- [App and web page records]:
Content starts
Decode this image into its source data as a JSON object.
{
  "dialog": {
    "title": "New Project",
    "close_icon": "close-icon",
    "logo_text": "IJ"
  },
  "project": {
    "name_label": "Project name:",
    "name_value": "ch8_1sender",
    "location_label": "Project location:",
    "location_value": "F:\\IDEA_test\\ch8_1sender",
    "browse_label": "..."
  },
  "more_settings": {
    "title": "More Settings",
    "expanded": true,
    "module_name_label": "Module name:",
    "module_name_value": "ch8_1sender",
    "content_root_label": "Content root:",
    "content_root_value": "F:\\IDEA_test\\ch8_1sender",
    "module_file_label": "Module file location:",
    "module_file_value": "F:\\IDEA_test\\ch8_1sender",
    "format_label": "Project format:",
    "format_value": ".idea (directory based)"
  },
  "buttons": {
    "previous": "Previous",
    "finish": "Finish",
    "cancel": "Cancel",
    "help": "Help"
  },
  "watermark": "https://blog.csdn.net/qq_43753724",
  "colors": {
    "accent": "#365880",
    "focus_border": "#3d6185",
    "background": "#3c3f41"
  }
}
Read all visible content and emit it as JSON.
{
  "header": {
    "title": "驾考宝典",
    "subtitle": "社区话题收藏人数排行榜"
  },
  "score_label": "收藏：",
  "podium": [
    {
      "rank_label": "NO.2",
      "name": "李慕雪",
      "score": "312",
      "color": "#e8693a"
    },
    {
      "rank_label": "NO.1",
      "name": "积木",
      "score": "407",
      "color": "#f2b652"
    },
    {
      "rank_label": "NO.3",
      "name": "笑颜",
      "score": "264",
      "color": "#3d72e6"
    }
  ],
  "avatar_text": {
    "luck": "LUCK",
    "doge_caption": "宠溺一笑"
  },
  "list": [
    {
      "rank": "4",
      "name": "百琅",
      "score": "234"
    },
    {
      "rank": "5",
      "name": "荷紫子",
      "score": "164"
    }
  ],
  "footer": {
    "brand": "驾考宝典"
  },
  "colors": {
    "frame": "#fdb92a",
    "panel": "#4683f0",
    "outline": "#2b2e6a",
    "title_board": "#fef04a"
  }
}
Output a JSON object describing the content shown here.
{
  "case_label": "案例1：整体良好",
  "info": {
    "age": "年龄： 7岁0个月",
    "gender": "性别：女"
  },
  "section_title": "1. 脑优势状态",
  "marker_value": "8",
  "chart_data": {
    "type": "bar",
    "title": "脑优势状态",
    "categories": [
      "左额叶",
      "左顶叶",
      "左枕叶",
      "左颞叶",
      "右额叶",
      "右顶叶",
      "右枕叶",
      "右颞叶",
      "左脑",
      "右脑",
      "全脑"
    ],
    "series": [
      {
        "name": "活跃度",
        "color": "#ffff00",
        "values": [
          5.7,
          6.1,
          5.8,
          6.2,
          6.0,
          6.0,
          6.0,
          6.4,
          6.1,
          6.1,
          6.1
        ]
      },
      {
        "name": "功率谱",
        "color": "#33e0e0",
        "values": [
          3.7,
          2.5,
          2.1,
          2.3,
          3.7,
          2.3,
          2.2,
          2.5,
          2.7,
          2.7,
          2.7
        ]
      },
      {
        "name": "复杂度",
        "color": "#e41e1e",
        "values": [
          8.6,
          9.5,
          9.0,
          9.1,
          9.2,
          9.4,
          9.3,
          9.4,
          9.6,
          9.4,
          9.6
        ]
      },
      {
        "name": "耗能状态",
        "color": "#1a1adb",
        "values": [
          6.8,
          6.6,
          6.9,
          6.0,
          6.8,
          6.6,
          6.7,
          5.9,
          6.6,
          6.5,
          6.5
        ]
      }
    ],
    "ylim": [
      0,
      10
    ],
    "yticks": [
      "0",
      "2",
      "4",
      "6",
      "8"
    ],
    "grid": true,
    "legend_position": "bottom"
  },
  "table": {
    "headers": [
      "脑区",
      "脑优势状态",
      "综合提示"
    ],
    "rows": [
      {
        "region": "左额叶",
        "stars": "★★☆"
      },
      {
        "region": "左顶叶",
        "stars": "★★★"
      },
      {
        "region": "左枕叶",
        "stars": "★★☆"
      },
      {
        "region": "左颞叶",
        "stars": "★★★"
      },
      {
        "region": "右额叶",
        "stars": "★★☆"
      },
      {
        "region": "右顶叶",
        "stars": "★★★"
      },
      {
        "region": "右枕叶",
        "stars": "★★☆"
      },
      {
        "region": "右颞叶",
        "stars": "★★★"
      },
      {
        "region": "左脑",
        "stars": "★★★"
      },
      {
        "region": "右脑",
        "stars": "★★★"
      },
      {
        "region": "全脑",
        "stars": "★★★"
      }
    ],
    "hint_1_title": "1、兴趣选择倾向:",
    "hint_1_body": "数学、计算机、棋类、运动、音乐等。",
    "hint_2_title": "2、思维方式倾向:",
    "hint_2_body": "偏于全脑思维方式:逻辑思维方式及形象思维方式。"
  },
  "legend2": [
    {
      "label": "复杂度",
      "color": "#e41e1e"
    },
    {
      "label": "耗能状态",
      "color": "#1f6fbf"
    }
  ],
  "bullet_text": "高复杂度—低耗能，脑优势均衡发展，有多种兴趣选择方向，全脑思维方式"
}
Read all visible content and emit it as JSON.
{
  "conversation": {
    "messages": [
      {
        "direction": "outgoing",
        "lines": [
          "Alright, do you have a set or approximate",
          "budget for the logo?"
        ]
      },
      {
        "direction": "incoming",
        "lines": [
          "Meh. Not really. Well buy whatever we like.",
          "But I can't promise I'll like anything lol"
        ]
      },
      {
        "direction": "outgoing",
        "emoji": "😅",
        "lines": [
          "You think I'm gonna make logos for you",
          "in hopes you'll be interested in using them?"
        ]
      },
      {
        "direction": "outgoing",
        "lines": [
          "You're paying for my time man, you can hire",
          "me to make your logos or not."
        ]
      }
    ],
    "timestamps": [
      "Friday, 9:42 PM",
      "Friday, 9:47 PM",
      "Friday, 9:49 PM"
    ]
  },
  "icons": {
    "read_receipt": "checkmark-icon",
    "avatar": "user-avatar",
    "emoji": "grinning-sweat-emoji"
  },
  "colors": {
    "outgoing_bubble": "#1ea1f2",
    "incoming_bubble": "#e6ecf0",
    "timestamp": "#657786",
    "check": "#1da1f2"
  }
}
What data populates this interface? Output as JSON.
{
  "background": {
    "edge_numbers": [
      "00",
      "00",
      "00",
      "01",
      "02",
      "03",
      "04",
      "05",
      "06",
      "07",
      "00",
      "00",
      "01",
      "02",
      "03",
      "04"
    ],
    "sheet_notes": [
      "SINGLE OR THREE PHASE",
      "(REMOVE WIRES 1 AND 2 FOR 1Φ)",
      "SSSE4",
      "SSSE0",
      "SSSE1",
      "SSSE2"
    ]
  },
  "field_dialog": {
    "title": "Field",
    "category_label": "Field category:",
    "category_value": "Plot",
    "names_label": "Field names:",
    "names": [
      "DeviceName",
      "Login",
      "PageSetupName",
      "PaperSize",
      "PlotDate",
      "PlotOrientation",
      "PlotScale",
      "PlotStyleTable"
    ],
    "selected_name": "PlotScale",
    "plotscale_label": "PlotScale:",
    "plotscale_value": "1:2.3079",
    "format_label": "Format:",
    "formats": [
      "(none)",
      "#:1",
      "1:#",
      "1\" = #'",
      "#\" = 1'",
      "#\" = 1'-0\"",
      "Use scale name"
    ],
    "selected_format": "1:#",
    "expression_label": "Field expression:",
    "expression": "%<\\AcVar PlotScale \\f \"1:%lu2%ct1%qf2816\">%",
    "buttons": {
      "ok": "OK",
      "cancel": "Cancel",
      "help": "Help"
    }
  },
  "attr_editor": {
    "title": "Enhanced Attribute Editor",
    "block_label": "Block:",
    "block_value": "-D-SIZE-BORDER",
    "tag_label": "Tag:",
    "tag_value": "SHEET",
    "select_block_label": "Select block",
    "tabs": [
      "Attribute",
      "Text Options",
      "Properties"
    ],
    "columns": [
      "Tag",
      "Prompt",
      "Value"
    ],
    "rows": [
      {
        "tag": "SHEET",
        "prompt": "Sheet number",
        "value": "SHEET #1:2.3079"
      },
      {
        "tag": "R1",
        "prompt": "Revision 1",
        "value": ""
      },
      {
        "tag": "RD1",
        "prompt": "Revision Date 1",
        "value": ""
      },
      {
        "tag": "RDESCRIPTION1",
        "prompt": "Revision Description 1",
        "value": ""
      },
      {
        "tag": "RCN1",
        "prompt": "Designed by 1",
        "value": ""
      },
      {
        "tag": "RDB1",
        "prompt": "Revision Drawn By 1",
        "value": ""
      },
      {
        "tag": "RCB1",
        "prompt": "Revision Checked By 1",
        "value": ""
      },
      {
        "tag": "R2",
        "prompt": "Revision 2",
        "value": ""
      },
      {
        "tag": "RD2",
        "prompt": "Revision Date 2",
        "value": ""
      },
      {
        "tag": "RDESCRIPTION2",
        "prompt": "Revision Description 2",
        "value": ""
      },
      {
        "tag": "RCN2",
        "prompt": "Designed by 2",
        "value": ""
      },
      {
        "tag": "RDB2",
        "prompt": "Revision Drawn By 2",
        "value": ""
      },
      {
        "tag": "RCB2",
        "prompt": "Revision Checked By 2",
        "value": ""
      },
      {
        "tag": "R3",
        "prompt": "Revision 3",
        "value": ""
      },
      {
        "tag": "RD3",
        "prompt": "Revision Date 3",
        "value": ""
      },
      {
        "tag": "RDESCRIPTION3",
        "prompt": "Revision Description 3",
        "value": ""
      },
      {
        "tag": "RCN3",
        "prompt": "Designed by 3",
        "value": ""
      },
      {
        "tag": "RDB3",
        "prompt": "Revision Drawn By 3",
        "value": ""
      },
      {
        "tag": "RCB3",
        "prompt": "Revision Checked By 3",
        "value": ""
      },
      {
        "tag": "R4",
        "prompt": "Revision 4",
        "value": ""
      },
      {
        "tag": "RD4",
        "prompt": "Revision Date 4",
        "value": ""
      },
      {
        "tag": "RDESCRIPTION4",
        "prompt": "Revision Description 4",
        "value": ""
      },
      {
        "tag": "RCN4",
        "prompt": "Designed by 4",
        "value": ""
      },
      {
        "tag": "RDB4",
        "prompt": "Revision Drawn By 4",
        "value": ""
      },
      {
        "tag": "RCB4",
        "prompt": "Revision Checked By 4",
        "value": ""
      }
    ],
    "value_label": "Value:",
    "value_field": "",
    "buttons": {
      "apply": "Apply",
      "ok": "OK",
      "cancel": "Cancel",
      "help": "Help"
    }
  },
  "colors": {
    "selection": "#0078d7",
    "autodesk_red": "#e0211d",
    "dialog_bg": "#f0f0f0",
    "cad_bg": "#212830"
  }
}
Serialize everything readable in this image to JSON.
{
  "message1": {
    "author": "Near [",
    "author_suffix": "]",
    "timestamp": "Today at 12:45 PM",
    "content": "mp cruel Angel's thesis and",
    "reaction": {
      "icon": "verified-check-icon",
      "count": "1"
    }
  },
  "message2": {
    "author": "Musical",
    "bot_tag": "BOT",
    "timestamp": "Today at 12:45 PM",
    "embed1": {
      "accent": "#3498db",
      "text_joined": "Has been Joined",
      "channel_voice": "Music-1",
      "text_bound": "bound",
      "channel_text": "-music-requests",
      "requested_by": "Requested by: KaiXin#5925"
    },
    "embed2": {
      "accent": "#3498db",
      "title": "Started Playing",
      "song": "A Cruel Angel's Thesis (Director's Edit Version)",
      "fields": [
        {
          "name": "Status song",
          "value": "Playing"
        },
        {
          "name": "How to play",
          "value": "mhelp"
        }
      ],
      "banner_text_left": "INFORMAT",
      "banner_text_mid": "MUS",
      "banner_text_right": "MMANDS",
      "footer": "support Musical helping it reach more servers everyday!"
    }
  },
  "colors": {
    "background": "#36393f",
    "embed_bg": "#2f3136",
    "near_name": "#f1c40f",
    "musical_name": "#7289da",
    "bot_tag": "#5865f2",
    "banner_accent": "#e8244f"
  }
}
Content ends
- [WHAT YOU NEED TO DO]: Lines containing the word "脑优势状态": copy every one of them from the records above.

- [SOLUTION FOR THIS PROBLEM]:
  "section_title": "1. 脑优势状态",
    "title": "脑优势状态",
      "脑优势状态",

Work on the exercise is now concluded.